Last year I told you about a University of Pennsylvania (UPENN) research team that found that in the vast majority of cases…around 70%…those on an antidepressant drug were getting no more benefit than they would be if they were stirring an extra spoonful of sugar into their morning cup of Joe.
After analyzing the results of six large-scale placebo-controlled studies, the UPENN team concluded that in only the most severe cases…about 30%…are antidepressants any more effective than a placebo.
Considering the potentially severe side effects of these heavy-duty drugs—ranging from sexual dysfunction to suicide—those percentages not only seem not worth the risk but also raise the question of outright negligence on the part of the doctors who are handing them out like jelly beans to their patients.
Now a new study is giving us yet more one reason to consider ditching these drugs. Scientists at Emory University have found evidence that the drugs are causing arteries to thicken, effectively causing them to age faster than they should be and putting antidepressant-drug users at an elevated risk for heart disease and stroke.
According to Dr. Shah, a cardiology fellow at Emory University, arteries normally thicken at about 10 microns per year. But when his team looked at the arteries of 59 pairs of twins where only one brother was taking antidepressants, they found an average 40 microns thickening in the carotid arteries of the men on the antidepressants. In other words, their carotid arteries were in effect four years older than those of their brothers!
According to the Emory researchers, this accelerated thickening was seen in men taking SSRIs (selective serotonin reuptake inhibitors) or other types of antidepressants.
More research is needed, of course, but, in light of these recent findings if you’re on an antidepressant and happen to be in the majority who are receiving no benefit from them anyway, it’s probably a good time to talk with your doctor about getting off of them.

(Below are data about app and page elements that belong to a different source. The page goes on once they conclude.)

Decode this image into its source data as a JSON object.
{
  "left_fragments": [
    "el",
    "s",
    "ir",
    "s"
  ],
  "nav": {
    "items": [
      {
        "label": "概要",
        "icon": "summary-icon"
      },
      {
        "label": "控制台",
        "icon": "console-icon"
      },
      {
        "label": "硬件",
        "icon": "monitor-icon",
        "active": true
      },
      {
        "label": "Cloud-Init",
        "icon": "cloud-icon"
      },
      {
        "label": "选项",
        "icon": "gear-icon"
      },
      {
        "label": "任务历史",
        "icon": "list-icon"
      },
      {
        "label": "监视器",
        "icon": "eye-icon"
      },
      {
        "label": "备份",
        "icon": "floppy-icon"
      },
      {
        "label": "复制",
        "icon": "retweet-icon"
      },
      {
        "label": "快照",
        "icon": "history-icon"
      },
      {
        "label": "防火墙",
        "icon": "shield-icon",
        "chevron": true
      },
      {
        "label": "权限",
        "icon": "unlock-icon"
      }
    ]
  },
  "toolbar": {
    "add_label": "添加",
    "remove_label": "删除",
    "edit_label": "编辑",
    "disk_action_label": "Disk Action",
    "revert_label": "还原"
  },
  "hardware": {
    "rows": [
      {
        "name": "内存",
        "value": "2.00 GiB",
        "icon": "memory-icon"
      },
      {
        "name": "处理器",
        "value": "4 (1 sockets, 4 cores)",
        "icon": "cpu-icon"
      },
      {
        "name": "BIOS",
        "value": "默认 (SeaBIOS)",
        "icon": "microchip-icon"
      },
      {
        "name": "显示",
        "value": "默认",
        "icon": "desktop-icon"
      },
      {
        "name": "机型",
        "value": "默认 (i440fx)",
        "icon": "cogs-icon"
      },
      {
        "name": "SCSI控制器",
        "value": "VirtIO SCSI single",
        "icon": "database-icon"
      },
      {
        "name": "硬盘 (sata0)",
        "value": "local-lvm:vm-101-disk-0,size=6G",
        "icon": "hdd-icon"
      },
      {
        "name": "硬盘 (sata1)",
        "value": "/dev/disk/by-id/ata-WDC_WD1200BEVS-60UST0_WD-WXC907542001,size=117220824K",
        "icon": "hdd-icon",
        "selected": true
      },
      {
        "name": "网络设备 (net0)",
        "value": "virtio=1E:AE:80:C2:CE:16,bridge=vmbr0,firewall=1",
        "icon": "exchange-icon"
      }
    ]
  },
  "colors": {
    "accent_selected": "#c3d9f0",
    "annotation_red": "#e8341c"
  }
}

The good news is that there are some natural approaches that have been shown to be effective in combating depression. The simplest and easiest to get started on is, of course, exercise.
Hey, was that an audible groan I heard from the peanut gallery? I know, the thought of getting up and moving when you’re feeling depressed can be daunting, but once you start feeling the proven results of this approach, you’ll never want to go back.
Even something as simple as taking the dog for a brisk walk or a lively game of catch with a grandchild can flood your brain with neurotransmitters called endorphins. These feel-good hormones can…well…make you feel good.
Next, don’t underestimate the power of sunshine to help ease your depression. You should be sure to get a daily dose of sunlight…at least 10 to 15 minutes per day… for a natural boost of vitamin D and the important neurotransmitter serotonin. An imbalance in serotonin can lead to mood problems and depression, but some time spent in the sun can help your body produce more of the mood-balancing chemical.
Make sure your bedroom is free of sleep-disturbing light at night. Research has shown that being exposed to too much light can literally cause changes in the brain that are linked to depression.
And, finally, you should take a look at your diet to be sure that you’re getting enough brain-friendly omega-3 fatty acids. Omega 3s—which can be found in organic walnuts, flaxseed and natural-caught cold-water fish—are important for promoting brain health and helping neurotransmitters like serotonin do their jobs. Serving fish for dinner a couple of nights a week and enjoying a small handful of walnuts for a daily snack should do the trick.
Or try a good-quality fish-oil supplement instead. Just be sure to combat the free radicals by taking an all-natural vitamin E…400 IUs…with mixed tocopherols as well.
“Antidepressants linked to thicker arteries,” Emory University (2011, April 2). ScienceDaily. Retrieved April 3, 2011, sciencedaily.com
“Does outdoor work during the winter season protect against depression and mood difficulties?,” Scand J Work Environ Health. 2011 Mar 1. pii: 3155. doi: 10.5271/sjweh.3155. [Epub ahead of print]
“Vitamin D and depression: where is all the sunshine?,” Issues Ment Health Nurs. 2010 Jun;31(6):385-93.
“Extraskeletal effects of vitamin D in older adults: cardiovascular disease, mortality, mood, and cognition,” Am J Geriatr Pharmacother. 2010 Feb;8(1):4-33.
“When a season means depression,” Med Sci (Paris) . 2010 Jan;26(1):79-82.
About the author
An enthusiastic believer in the power of natural healing, Alice has spent virtually her entire 15-year career in the natural-health publishing field helping to spread the word.
She is an advocate of self-education and is passionate about the power of group knowledge sharing, like the kind found right here on Healthier Talk. Alice loves to share her views on holistic and natural healing as well as her, sometimes contentious, thoughts on the profit-driven inner workings of traditional medicine.
“Erythrocyte polyunsaturated fatty acid status, memory, cognition and mood in older adults with mild cognitive impairment and healthy controls,” Prostaglandins Leukot Essent Fatty Acids. 2011 Mar 8. [Epub ahead of print]
“The effect of low-dose omega 3 fatty acids on the treatment of mild to moderate depression in the elderly: a double-blind, randomized, placebo-controlled study,” Eur Arch Psychiatry Clin Neurosci. 2011 Feb 12. [Epub ahead of print]